C++/WinRT offers a high-level interface to the the low-level Windows Runtime ABI (application binary interface). It does this without any dependency on the Windows header files, which means that it needs some way to talk about the ABI types without actually using the ABI types. How does this work?
C++/WinRT sets up a collection of types which run parallel to the ABI types defined in the system header files. The types are not the same, but they are equivalent at the ABI level, meaning that they have identical binary representations.
When you work in C++/WinRT, there are three (sometimes four) versions of every type, listed here in decreasing order of popularity:
- C++/WinRT projected types.
- C++/WinRT implementation types.
- C++/WinRT ABI-equivalent types.
- System-defined ABI types. (Not used by C++/WinRT.)
In practice, you will be spending nearly all of your time with C++/WinRT projected types. If you are implementing C++/WinRT classes, then you will also have to deal with C++/WinRT implementation types.
But you will rarely have to deal with C++/WinRT ABI-equivalent types or the underlying system-defined ABI types. Those come into play only when you are interoperating at the ABI layer, and that’s typically something you let the C++/WinRT library do for you.
But I’m going to discuss it anyway, because you may on occasion find yourself having to work at the ABI layer.
Here’s how it works for scalar types:
For enumerations, the C++/WinRT ABI type is
int32_t, unless the enumeration is a flags enumeration, in which case the C++/WinRT ABI type is
The C++/WinRT ABI structures take the form of structures where each member has its corresponding C++/WinRT ABI type.

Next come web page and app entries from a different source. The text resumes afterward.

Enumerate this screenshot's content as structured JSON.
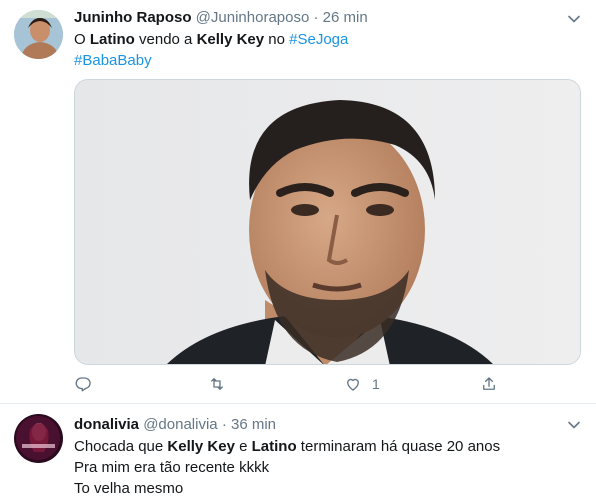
{
  "tweets": [
    {
      "display_name": "Juninho Raposo",
      "handle": "@Juninhoraposo",
      "separator": "·",
      "time": "26 min",
      "text_lines": [
        [
          {
            "t": "O "
          },
          {
            "t": "Latino",
            "b": true
          },
          {
            "t": " vendo a "
          },
          {
            "t": "Kelly Key",
            "b": true
          },
          {
            "t": " no "
          },
          {
            "t": "#SeJoga",
            "h": true
          }
        ],
        [
          {
            "t": "#BabaBaby",
            "h": true
          }
        ]
      ],
      "actions": {
        "reply_count": "",
        "retweet_count": "",
        "like_count": "1",
        "share_count": ""
      }
    },
    {
      "display_name": "donalivia",
      "handle": "@donalivia",
      "separator": "·",
      "time": "36 min",
      "line1_parts": [
        "Chocada que ",
        "Kelly Key",
        " e ",
        "Latino",
        " terminaram há quase 20 anos"
      ],
      "line2": "Pra mim era tão recente kkkk",
      "line3": "To velha mesmo"
    }
  ],
  "icons": {
    "chevron": "chevron-down-icon",
    "reply": "reply-icon",
    "retweet": "retweet-icon",
    "like": "heart-icon",
    "share": "share-icon"
  },
  "colors": {
    "hashtag": "#1b95e0",
    "muted": "#657786",
    "divider": "#e6ecf0"
  }
}
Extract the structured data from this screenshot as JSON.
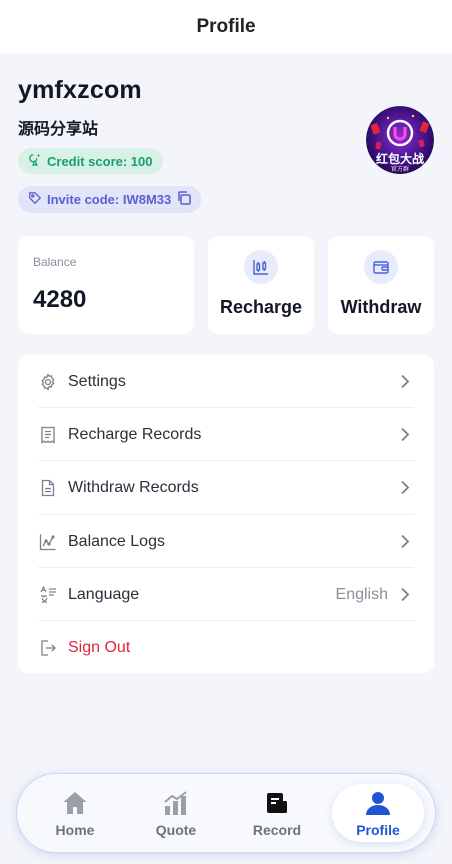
{
  "header": {
    "title": "Profile"
  },
  "profile": {
    "username": "ymfxzcom",
    "nickname": "源码分享站",
    "credit_label": "Credit score: 100",
    "invite_label": "Invite code: IW8M33",
    "avatar_text": "红包大战",
    "avatar_subtext": "官方群"
  },
  "wallet": {
    "balance_label": "Balance",
    "balance_value": "4280",
    "recharge_label": "Recharge",
    "withdraw_label": "Withdraw"
  },
  "menu": {
    "items": [
      {
        "label": "Settings",
        "icon": "gear-icon"
      },
      {
        "label": "Recharge Records",
        "icon": "receipt-icon"
      },
      {
        "label": "Withdraw Records",
        "icon": "document-icon"
      },
      {
        "label": "Balance Logs",
        "icon": "chart-icon"
      },
      {
        "label": "Language",
        "icon": "language-icon",
        "value": "English"
      },
      {
        "label": "Sign Out",
        "icon": "logout-icon"
      }
    ]
  },
  "tabbar": {
    "tabs": [
      {
        "label": "Home",
        "icon": "home-icon"
      },
      {
        "label": "Quote",
        "icon": "bar-chart-icon"
      },
      {
        "label": "Record",
        "icon": "record-icon"
      },
      {
        "label": "Profile",
        "icon": "user-icon",
        "active": true
      }
    ]
  },
  "colors": {
    "accent": "#1f55d4",
    "credit_text": "#16a06b",
    "credit_bg": "#d7f1e6",
    "invite_text": "#5b5fd0",
    "invite_bg": "#e2e4f8",
    "signout": "#e0263a"
  }
}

For example,
If the structure contains another structure, then the rule is applied recursively.
Finally, C++/WinRT interfaces are represented in the C++/WinRT ABI by a pure virtual class whose members are the interface methods, but with all parameters converted to their C++/WinRT ABI types. For example,

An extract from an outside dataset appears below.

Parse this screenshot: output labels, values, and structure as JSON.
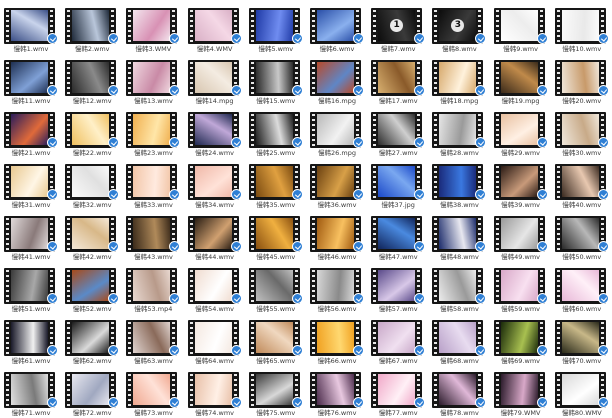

|System||ABI||struct ISomething : ::IInspectable|
Method1(INT32 param1) = 0;
Method2(HSTRING* result) = 0;
|C++/WinRT||ABI||struct ISomething : inspectable_abi|
Method1(int32_t param1) = 0;
Method2(void** result) = 0;
|Projection||struct ISomething : winrt::IInspectable|
void Method1(int32_t param1);
These different versions are placed in separate namespaces.
The System ABI puts metadata-defined types in the
ABI namespace. For example,
Windows.Foundation.Point is defined in the System ABI as
ABI::Windows::Foundation::Point. (Metadata types are the types defined in the
.winmd metadata files. Fundamental types like the basic integer types,
IInspectable are not defined in metadata and reside in the global namespace.)
The C++/WinRT ABI puts metadata-defined types in the
winrt::impl namespace, often as anonymous types. You need to know that they exist, and what they look like, but you aren’t expected to be using them directly.
The C++/WinRT projection puts metadata-defined types in the
winrt namespace. For example,
Windows.Foundation.Point is defined in the C++/WinRT projection as
winrt::impl namespace contains internal implementation details, and that’s where the
abi template type hangs out. Its job is to convert C++/WinRT types into their corresponding C++/WinRT ABI types. For any projected type
T, the type
winrt::impl::abi<T>::type is the corresponding C++/WinRT ABI type. You shouldn’t be using this template directly, but I’m mentioning it so that when you find yourself single-stepping through the C++/WinRT library, you’ll know what that weird
abi template is.